--- What you need to do ---
The entries below are to be duplicated exactly, with nothing left out.
- - -
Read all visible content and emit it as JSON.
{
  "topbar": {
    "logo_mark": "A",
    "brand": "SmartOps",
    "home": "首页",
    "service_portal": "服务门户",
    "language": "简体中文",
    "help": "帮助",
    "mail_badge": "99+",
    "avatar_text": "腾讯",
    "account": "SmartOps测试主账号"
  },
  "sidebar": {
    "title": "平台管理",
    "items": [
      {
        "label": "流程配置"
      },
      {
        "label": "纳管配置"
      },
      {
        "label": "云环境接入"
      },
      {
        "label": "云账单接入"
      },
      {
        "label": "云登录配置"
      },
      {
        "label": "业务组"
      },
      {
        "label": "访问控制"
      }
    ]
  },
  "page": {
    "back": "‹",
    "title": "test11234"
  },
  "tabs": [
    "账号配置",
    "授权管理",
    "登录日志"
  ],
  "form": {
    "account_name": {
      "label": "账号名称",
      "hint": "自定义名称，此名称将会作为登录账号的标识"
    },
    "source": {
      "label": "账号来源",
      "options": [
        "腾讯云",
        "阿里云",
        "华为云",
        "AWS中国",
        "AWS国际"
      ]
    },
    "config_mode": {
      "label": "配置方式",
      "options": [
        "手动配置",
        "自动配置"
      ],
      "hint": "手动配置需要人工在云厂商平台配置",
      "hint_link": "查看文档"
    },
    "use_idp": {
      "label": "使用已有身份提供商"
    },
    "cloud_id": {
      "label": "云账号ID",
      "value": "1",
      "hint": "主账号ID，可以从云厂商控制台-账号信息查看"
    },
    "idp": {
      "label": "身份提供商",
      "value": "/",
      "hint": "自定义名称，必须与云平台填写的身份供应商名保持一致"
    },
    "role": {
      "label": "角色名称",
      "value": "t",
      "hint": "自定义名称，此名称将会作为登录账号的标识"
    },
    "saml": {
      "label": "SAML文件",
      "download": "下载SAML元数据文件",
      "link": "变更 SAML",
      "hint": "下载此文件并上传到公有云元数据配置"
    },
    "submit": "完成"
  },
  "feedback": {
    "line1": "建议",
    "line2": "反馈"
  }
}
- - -
--- Written answer ---
Read all visible content and emit it as JSON.
{
  "topbar": {
    "logo_mark": "A",
    "brand": "SmartOps",
    "home": "首页",
    "service_portal": "服务门户",
    "language": "简体中文",
    "help": "帮助",
    "mail_badge": "99+",
    "avatar_text": "腾讯",
    "account": "SmartOps测试主账号"
  },
  "sidebar": {
    "title": "平台管理",
    "items": [
      {
        "label": "流程配置"
      },
      {
        "label": "纳管配置"
      },
      {
        "label": "云环境接入"
      },
      {
        "label": "云账单接入"
      },
      {
        "label": "云登录配置"
      },
      {
        "label": "业务组"
      },
      {
        "label": "访问控制"
      }
    ]
  },
  "page": {
    "back": "‹",
    "title": "test11234"
  },
  "tabs": [
    "账号配置",
    "授权管理",
    "登录日志"
  ],
  "form": {
    "account_name": {
      "label": "账号名称",
      "hint": "自定义名称，此名称将会作为登录账号的标识"
    },
    "source": {
      "label": "账号来源",
      "options": [
        "腾讯云",
        "阿里云",
        "华为云",
        "AWS中国",
        "AWS国际"
      ]
    },
    "config_mode": {
      "label": "配置方式",
      "options": [
        "手动配置",
        "自动配置"
      ],
      "hint": "手动配置需要人工在云厂商平台配置",
      "hint_link": "查看文档"
    },
    "use_idp": {
      "label": "使用已有身份提供商"
    },
    "cloud_id": {
      "label": "云账号ID",
      "value": "1",
      "hint": "主账号ID，可以从云厂商控制台-账号信息查看"
    },
    "idp": {
      "label": "身份提供商",
      "value": "/",
      "hint": "自定义名称，必须与云平台填写的身份供应商名保持一致"
    },
    "role": {
      "label": "角色名称",
      "value": "t",
      "hint": "自定义名称，此名称将会作为登录账号的标识"
    },
    "saml": {
      "label": "SAML文件",
      "download": "下载SAML元数据文件",
      "link": "变更 SAML",
      "hint": "下载此文件并上传到公有云元数据配置"
    },
    "submit": "完成"
  },
  "feedback": {
    "line1": "建议",
    "line2": "反馈"
  }
}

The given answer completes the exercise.